Czech films took three of the top four spots at the national box office in the first half of 2009. The box office was dominated by You Kiss Like God, directed by Marie Poledňáková and produced by Falcon, a.s. (http://www.falcon.cz/) which earned CZK 86.6 million (3.4 million Euro) with 852,000 admissions, nearly three times as much as the second place film, Angels and Demons (US). Third place was held by the fairy tale Hell With the Princess, directed by Miloslav Šmídmajer and produced by Bio Illusion (http://www.bioillusion.com/) which earned CZK 19.7 million with 247,000 admissions. In fourth place was Thawing Out, directed by Viktor Tauš and produced by Pragofilm a.s. (http://www.pragofilm.cz/) with the participation of NOVA, SPI International, UPP with 243,000 admissions and 23.3 million in box office. Czech films claimed 32% of all admissions in the first six months of 2009.
FNE VISEGRAD FORUM: Czech film production and releases

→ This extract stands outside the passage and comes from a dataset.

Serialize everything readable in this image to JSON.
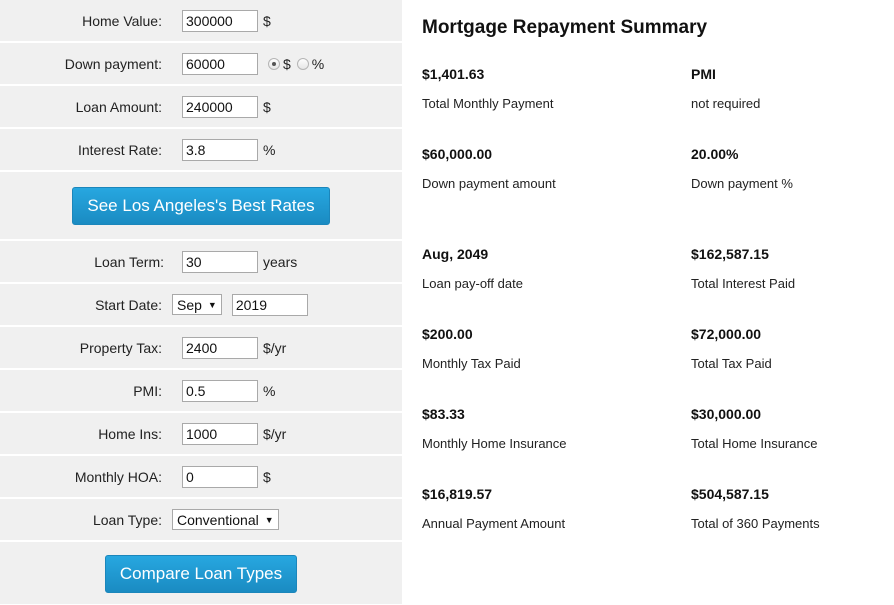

Domestic films, particularly comedies, continued to outperform Hollywood at the box office in 2009.
On average 20-25 Czech full length feature films are released in Czech cinemas, most are supported by grants from the Czech Ministry of Culture´s State fund for support and development of cinematography. In 2009 support for film production and distribution was CZK 222.6 m about the same as in 2008.
FNE Visegrad Focus: Foreign productions in the Czech Republic
The Czech Republic has seen big budget foreign productions mostly dry up in 2009 following a long decline. In 2003, Hollywood and European filmmakers spent more than 5 bilion crowns in the Czech Republic. In 2008, the amount of the foreign investments dropped to only CZK 700 million as Hollywood production move to Hungary, Romania, Bulgaria, and even the Ukraine driven away by the Czech Republic's lack of tax incentives.
FNE VISEGRAD FORUM: Czechs host Institute of Documentary Film
For the past nine year, Prague's Institute of Documentary Film has been reaching out to CEE documentary directors and producers, promoting and enabling the rise of documentary films from across the region.